## Your assignment
Return each line below holding the string "master".
■ ■ ■ ■ ■
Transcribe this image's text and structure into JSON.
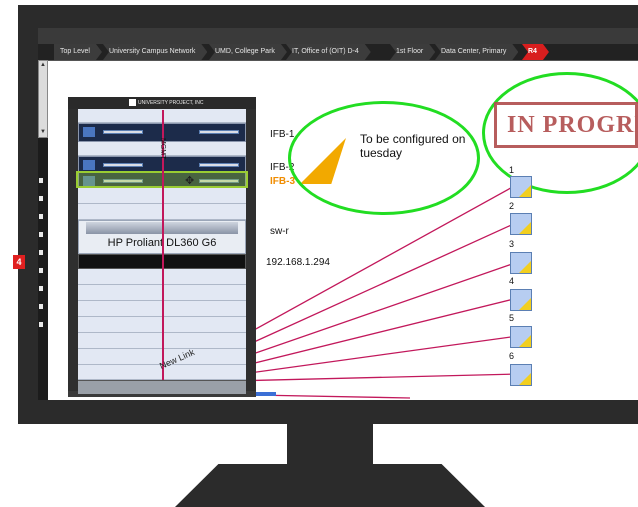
{
  "breadcrumb": [
    {
      "label": "Top Level"
    },
    {
      "label": "University Campus Network"
    },
    {
      "label": "UMD, College Park"
    },
    {
      "label": "IT, Office of (OIT) D-4"
    },
    {
      "label": "1st Floor"
    },
    {
      "label": "Data Center, Primary"
    },
    {
      "label": "R4"
    }
  ],
  "rack": {
    "logo_text": "UNIVERSITY PROJECT, INC",
    "vertical_label": "MGMT",
    "server_label": "HP Proliant DL360 G6"
  },
  "device_labels": {
    "ifb1": "IFB-1",
    "ifb2": "IFB-2",
    "ifb3": "IFB-3",
    "swr": "sw-r",
    "ip": "192.168.1.294"
  },
  "annotation": {
    "note": "To be configured on tuesday",
    "stamp": "IN PROGRESS"
  },
  "new_link_label": "New Link",
  "sidebar": {
    "badge": "4"
  },
  "ports": [
    {
      "label": "1"
    },
    {
      "label": "2"
    },
    {
      "label": "3"
    },
    {
      "label": "4"
    },
    {
      "label": "5"
    },
    {
      "label": "6"
    }
  ],
  "colors": {
    "link": "#c2185b",
    "annotation_green": "#22dd22",
    "highlight": "#f08c00",
    "breadcrumb_active": "#d81e1e"
  }
}
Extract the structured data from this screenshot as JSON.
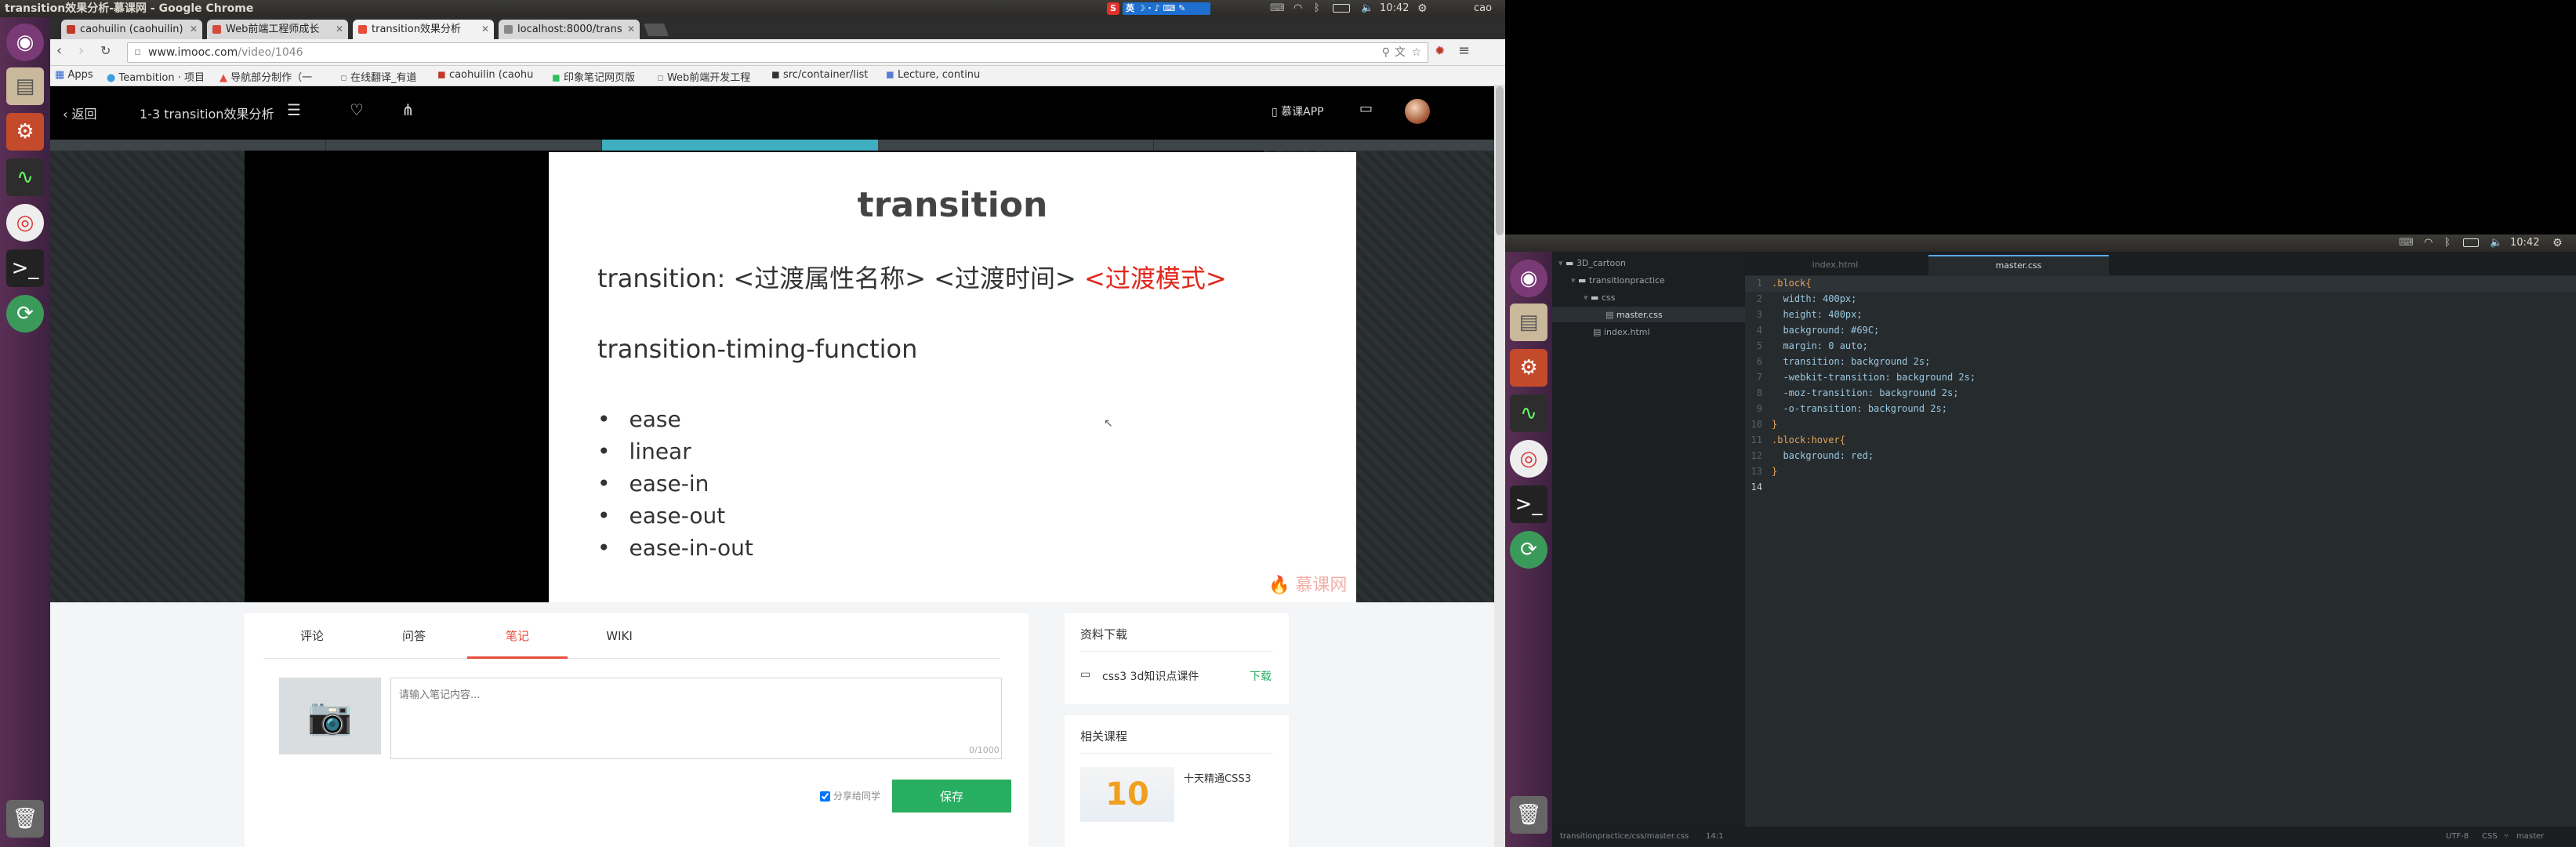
{
  "topbar1": {
    "title": "transition效果分析-慕课网 - Google Chrome",
    "time": "10:42",
    "user": "cao",
    "ime": "英"
  },
  "tabs": [
    {
      "label": "caohuilin (caohuilin)",
      "active": false,
      "color": "#c0392b"
    },
    {
      "label": "Web前端工程师成长",
      "active": false,
      "color": "#d64a3b"
    },
    {
      "label": "transition效果分析",
      "active": true,
      "color": "#e74c3c"
    },
    {
      "label": "localhost:8000/trans",
      "active": false,
      "color": "#666666"
    }
  ],
  "omnibox": {
    "url_host": "www.imooc.com",
    "url_path": "/video/1046"
  },
  "bookmarks": [
    {
      "label": "Apps",
      "icon": "apps-grid-icon"
    },
    {
      "label": "Teambition · 项目",
      "icon": "teambition-icon"
    },
    {
      "label": "导航部分制作（一",
      "icon": "imooc-icon"
    },
    {
      "label": "在线翻译_有道",
      "icon": "page-icon"
    },
    {
      "label": "caohuilin (caohu",
      "icon": "github-icon"
    },
    {
      "label": "印象笔记网页版",
      "icon": "evernote-icon"
    },
    {
      "label": "Web前端开发工程",
      "icon": "page-icon"
    },
    {
      "label": "src/container/list",
      "icon": "github-icon"
    },
    {
      "label": "Lecture, continu",
      "icon": "lecture-icon"
    }
  ],
  "video_header": {
    "back_label": "返回",
    "course_title": "1-3 transition效果分析",
    "app_label": "慕课APP"
  },
  "slide": {
    "title": "transition",
    "syntax_prefix": "transition: <过渡属性名称> <过渡时间>",
    "syntax_highlight": "<过渡模式>",
    "subtitle": "transition-timing-function",
    "bullets": [
      "ease",
      "linear",
      "ease-in",
      "ease-out",
      "ease-in-out"
    ],
    "watermark": "慕课网",
    "highlight_color": "#e0281c"
  },
  "notes_panel": {
    "tabs": [
      {
        "label": "评论",
        "active": false
      },
      {
        "label": "问答",
        "active": false
      },
      {
        "label": "笔记",
        "active": true
      },
      {
        "label": "WIKI",
        "active": false
      }
    ],
    "placeholder": "请输入笔记内容...",
    "counter": "0/1000",
    "share_label": "分享给同学",
    "save_label": "保存",
    "accent": "#e74c3c",
    "save_color": "#27ae60"
  },
  "downloads": {
    "heading": "资料下载",
    "file_name": "css3 3d知识点课件",
    "download_label": "下载"
  },
  "related": {
    "heading": "相关课程",
    "course_name": "十天精通CSS3",
    "thumb_text": "10"
  },
  "topbar2": {
    "time": "10:42"
  },
  "editor": {
    "tree": [
      {
        "label": "3D_cartoon",
        "depth": 0,
        "type": "folder",
        "open": true
      },
      {
        "label": "transitionpractice",
        "depth": 1,
        "type": "folder",
        "open": true
      },
      {
        "label": "css",
        "depth": 2,
        "type": "folder",
        "open": true
      },
      {
        "label": "master.css",
        "depth": 3,
        "type": "file",
        "selected": true
      },
      {
        "label": "index.html",
        "depth": 2,
        "type": "file",
        "selected": false
      }
    ],
    "tabs": [
      {
        "label": "index.html",
        "active": false
      },
      {
        "label": "master.css",
        "active": true
      }
    ],
    "code_lines": [
      ".block{",
      "  width: 400px;",
      "  height: 400px;",
      "  background: #69C;",
      "  margin: 0 auto;",
      "  transition: background 2s;",
      "  -webkit-transition: background 2s;",
      "  -moz-transition: background 2s;",
      "  -o-transition: background 2s;",
      "}",
      ".block:hover{",
      "  background: red;",
      "}",
      ""
    ],
    "status_path": "transitionpractice/css/master.css",
    "status_pos": "14:1",
    "status_encoding": "UTF-8",
    "status_lang": "CSS",
    "status_branch": "master"
  }
}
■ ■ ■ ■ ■
## Answer for this exercise
        "label": "master.css",
        "label": "master.css",
    "status_path": "transitionpractice/css/master.css",
    "status_branch": "master"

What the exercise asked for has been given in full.